this particular occasion the spiders were squirreled away somewhere but their beautifully constructed webs looked impressive in the misty conditions. One particularly bushy area of Aloe Vera was covered in them. It looked as if a blanket of cotton wool had been wrapped around each prickly-leaved bush. No one web was distinguishable and so it resembled a fluffy webbed city spanning the thick, spiky leaves.
We hiked on from here past great centuries-old trees with long heavy branches sprawling like the tentacles of an octopus as the sun eventually appeared and began to burn away the mist. On this last day the terrain we were walking in flattened as we passed higher mountains and crossed through sweet smelling pine forests. Finally, we caught sight of the finish line which was some hill-top stupas that marked the small village where we would stop.
The trek had been tougher than I expected. The terrain hadn’t been particularly challenging but the long day walks had taken their toll and I was very much looking forward to sleeping on anything that wasn’t a solid floor. We had racked up nearly 50-ish km of walking over the three days. The glorious weather made
for some fine views but had also made us suitably sizzled, sunburnt and lacking in energy.
Eventually we arrive and collapsed by a lazy brown river to have our final lunch – another delicious noodle soup. We chatted to our guide, who has been incredible throughout and enriched our trek immeasurably. Through him we have learnt a great deal about this country – from politics to religion and tradition. On every topic that interested us along the route his vast knowledge was able to satisfy every question, no matter how bizarre, that we threw at him.

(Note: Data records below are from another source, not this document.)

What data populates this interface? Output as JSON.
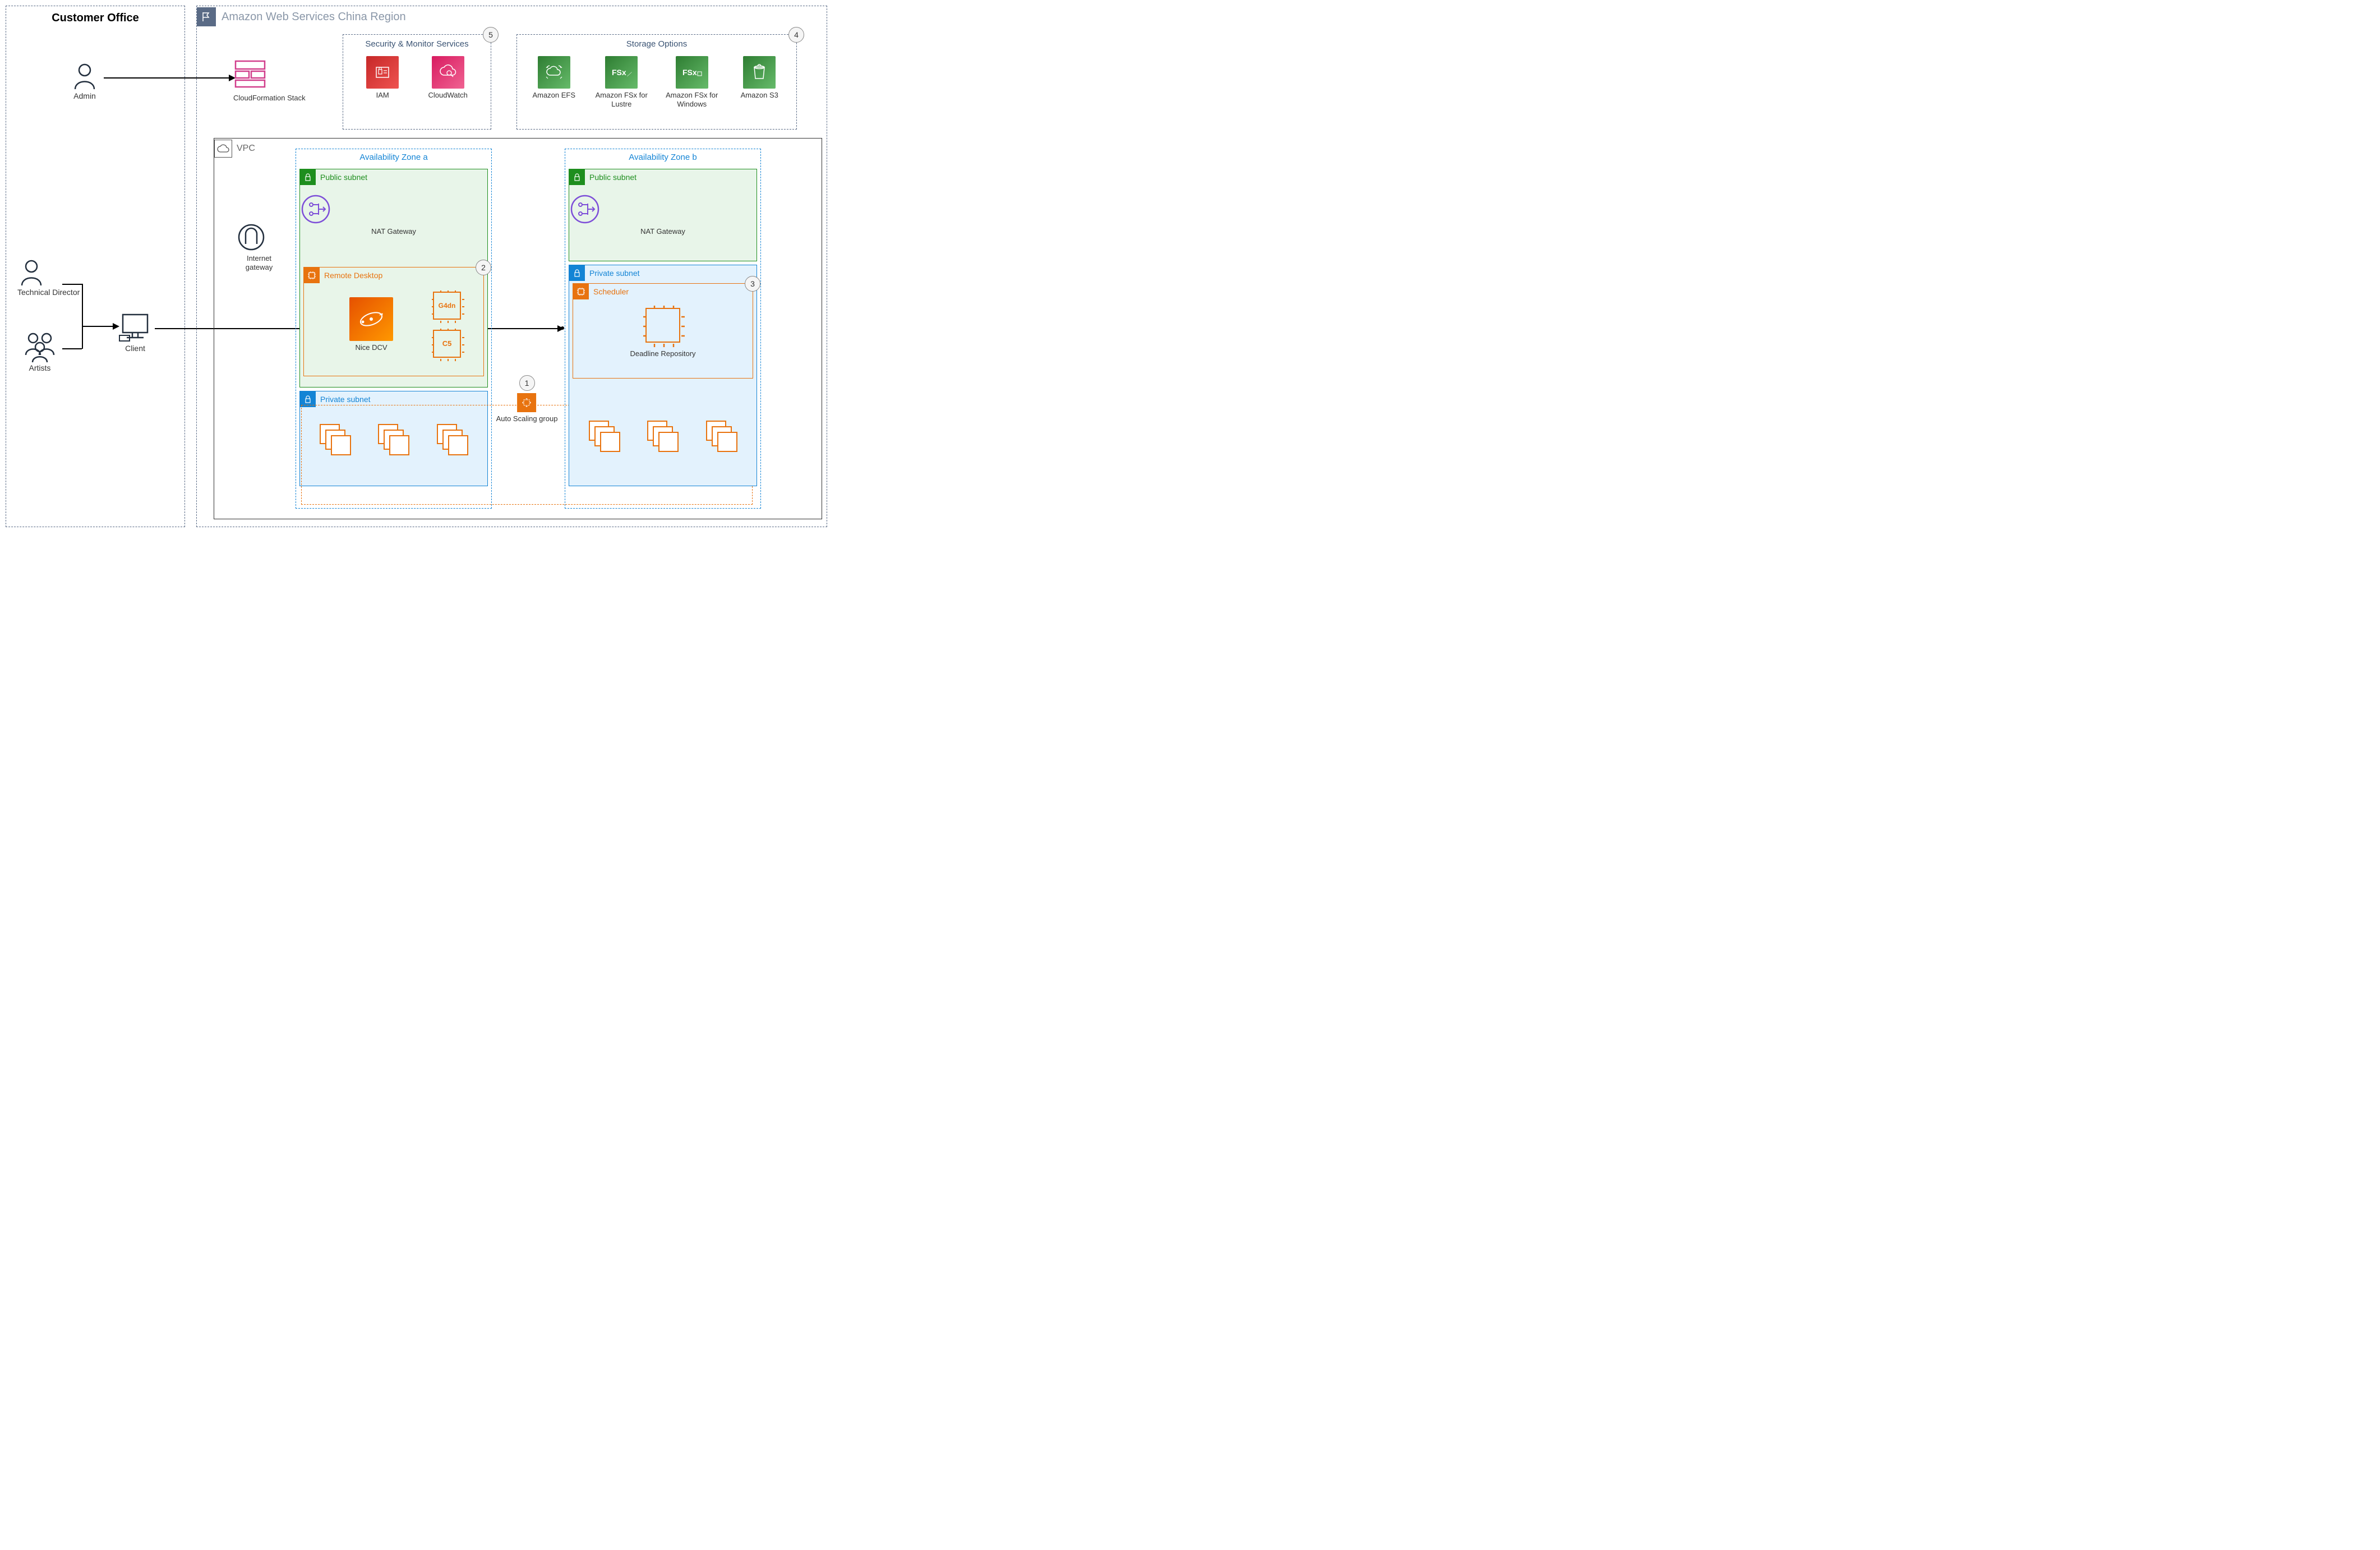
{
  "customer_office": {
    "title": "Customer Office",
    "admin": "Admin",
    "technical_director": "Technical Director",
    "artists": "Artists",
    "client": "Client"
  },
  "aws_region": {
    "title": "Amazon Web Services China Region",
    "cloudformation": "CloudFormation Stack",
    "security_box": {
      "title": "Security & Monitor Services",
      "iam": "IAM",
      "cloudwatch": "CloudWatch",
      "badge": "5"
    },
    "storage_box": {
      "title": "Storage Options",
      "efs": "Amazon EFS",
      "fsx_lustre": "Amazon FSx for Lustre",
      "fsx_windows": "Amazon FSx for Windows",
      "s3": "Amazon S3",
      "badge": "4"
    },
    "vpc": {
      "title": "VPC",
      "igw": "Internet gateway",
      "az_a": {
        "title": "Availability Zone a",
        "public_subnet": "Public subnet",
        "private_subnet": "Private subnet",
        "nat": "NAT Gateway",
        "remote_desktop": "Remote Desktop",
        "nice_dcv": "Nice DCV",
        "g4dn": "G4dn",
        "c5": "C5",
        "badge_rd": "2"
      },
      "az_b": {
        "title": "Availability Zone b",
        "public_subnet": "Public subnet",
        "private_subnet": "Private subnet",
        "nat": "NAT Gateway",
        "scheduler": "Scheduler",
        "deadline": "Deadline Repository",
        "badge_sched": "3"
      },
      "asg": {
        "label": "Auto Scaling group",
        "badge": "1"
      }
    }
  }
}
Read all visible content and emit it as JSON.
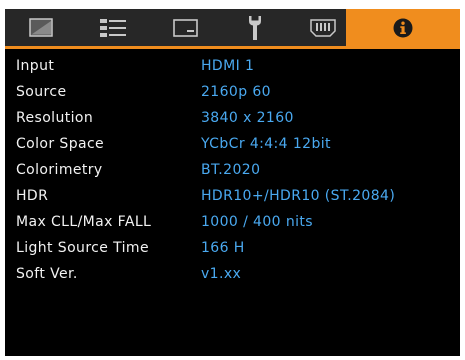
{
  "tabs": [
    {
      "icon": "picture-icon",
      "active": false
    },
    {
      "icon": "settings-list-icon",
      "active": false
    },
    {
      "icon": "display-icon",
      "active": false
    },
    {
      "icon": "wrench-icon",
      "active": false
    },
    {
      "icon": "connector-icon",
      "active": false
    },
    {
      "icon": "info-icon",
      "active": true
    }
  ],
  "colors": {
    "accent": "#f08d1e",
    "tab_bar": "#272727",
    "background": "#000000",
    "label_text": "#f2f2f2",
    "value_text": "#4aa9f0"
  },
  "info_rows": [
    {
      "label": "Input",
      "value": "HDMI 1"
    },
    {
      "label": "Source",
      "value": "2160p 60"
    },
    {
      "label": "Resolution",
      "value": "3840 x 2160"
    },
    {
      "label": "Color Space",
      "value": "YCbCr 4:4:4 12bit"
    },
    {
      "label": "Colorimetry",
      "value": "BT.2020"
    },
    {
      "label": "HDR",
      "value": "HDR10+/HDR10 (ST.2084)"
    },
    {
      "label": "Max CLL/Max FALL",
      "value": "1000 / 400 nits"
    },
    {
      "label": "Light Source Time",
      "value": "166 H"
    },
    {
      "label": "Soft Ver.",
      "value": "v1.xx"
    }
  ]
}
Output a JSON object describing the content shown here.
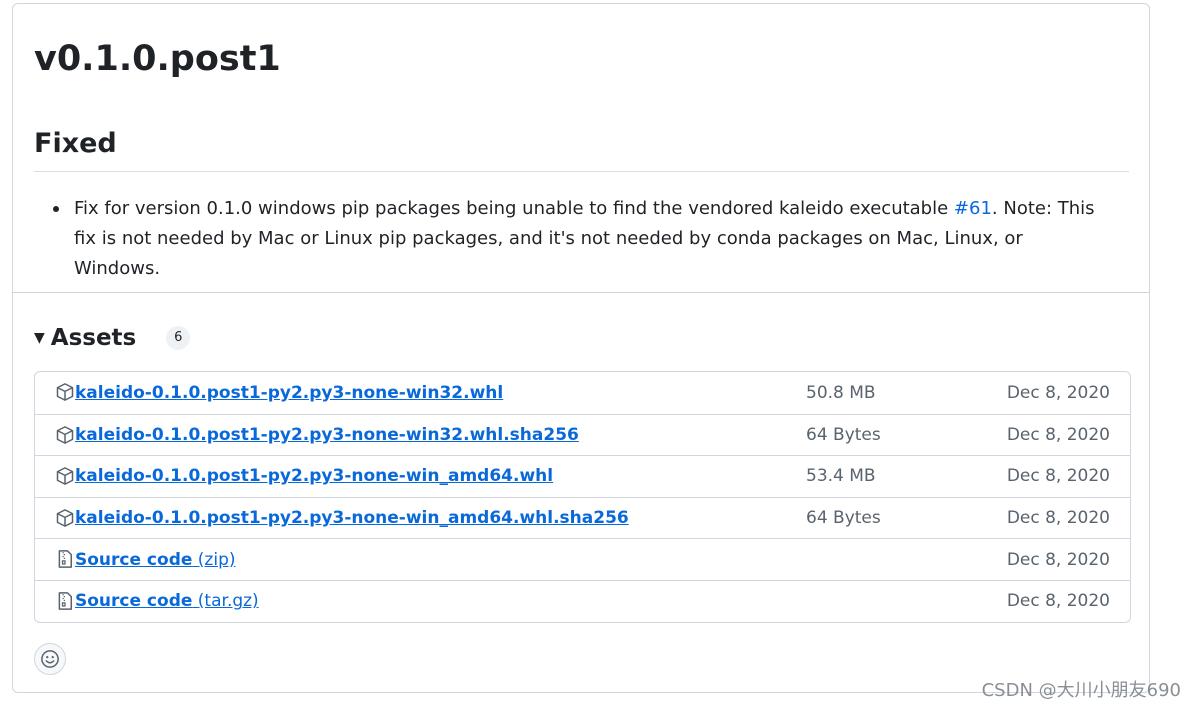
{
  "release": {
    "title": "v0.1.0.post1",
    "section_heading": "Fixed",
    "note_before_link": "Fix for version 0.1.0 windows pip packages being unable to find the vendored kaleido executable ",
    "note_link": "#61",
    "note_after_link": ". Note: This fix is not needed by Mac or Linux pip packages, and it's not needed by conda packages on Mac, Linux, or Windows."
  },
  "assets": {
    "title": "Assets",
    "count": "6",
    "items": [
      {
        "icon": "package-icon",
        "name": "kaleido-0.1.0.post1-py2.py3-none-win32.whl",
        "ext": "",
        "size": "50.8 MB",
        "date": "Dec 8, 2020"
      },
      {
        "icon": "package-icon",
        "name": "kaleido-0.1.0.post1-py2.py3-none-win32.whl.sha256",
        "ext": "",
        "size": "64 Bytes",
        "date": "Dec 8, 2020"
      },
      {
        "icon": "package-icon",
        "name": "kaleido-0.1.0.post1-py2.py3-none-win_amd64.whl",
        "ext": "",
        "size": "53.4 MB",
        "date": "Dec 8, 2020"
      },
      {
        "icon": "package-icon",
        "name": "kaleido-0.1.0.post1-py2.py3-none-win_amd64.whl.sha256",
        "ext": "",
        "size": "64 Bytes",
        "date": "Dec 8, 2020"
      },
      {
        "icon": "file-zip-icon",
        "name": "Source code",
        "ext": " (zip)",
        "size": "",
        "date": "Dec 8, 2020"
      },
      {
        "icon": "file-zip-icon",
        "name": "Source code",
        "ext": " (tar.gz)",
        "size": "",
        "date": "Dec 8, 2020"
      }
    ]
  },
  "reaction": {
    "icon": "smiley-icon"
  },
  "watermark": "CSDN @大川小朋友690",
  "colors": {
    "link": "#0969da",
    "text": "#1f2328",
    "muted": "#59636e",
    "border": "#d0d7de"
  }
}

We had dozens of interesting conversations along the way – too many to mention here – but they were very insightful in terms of finding out more about Burma’s past, present and future as well as some crazy societal controls implemented by the government. These included the outrageous price of acquiring a mobile phone which stands at about a whopping $1,000! A mass mobile-phone market would mean the threat of a nationally-organised movement capable of communicating quickly and efficiently and so it is kept out of reach.
The trek has been a marvellous experience and allowed our group to get up
close, interact and talk to local people of all ages. It has given me a unique insight into these incredible people who, despite the constraints put upon them and the difficulties they face, get on with the job in hand and do so with a smile. Their courage, strength and determination are incredibly humbling and the compassion, hospitality and innocent curiosity they all exhibit is truly wonderful.
Apart from the odd TV – life in these places doesn’t seem to have changed much in hundreds of years. People still ply field-side tracks with Ox-powered carts and cut their crops manually with the swift swipe of a scythe. If these people were given the opportunity to trade on the world stage then their fierce determination and work ethic would be a force to be reckoned with. But would this change their way of life for the better? More money would surely flood in but would it buy happiness? Who knows?
For now though I was quite content to let these thoughts wash over me as I sank into a chair, happy for my bum to take the aching pressure off my sore legs. I was utterly caked in red
Dried rice paddies and sesame fields.
dust from the previous track. In front of me bobbed the colourful long-tail boats that ply the waterways of Inle Lake – our immediate next destination.
There are more photos below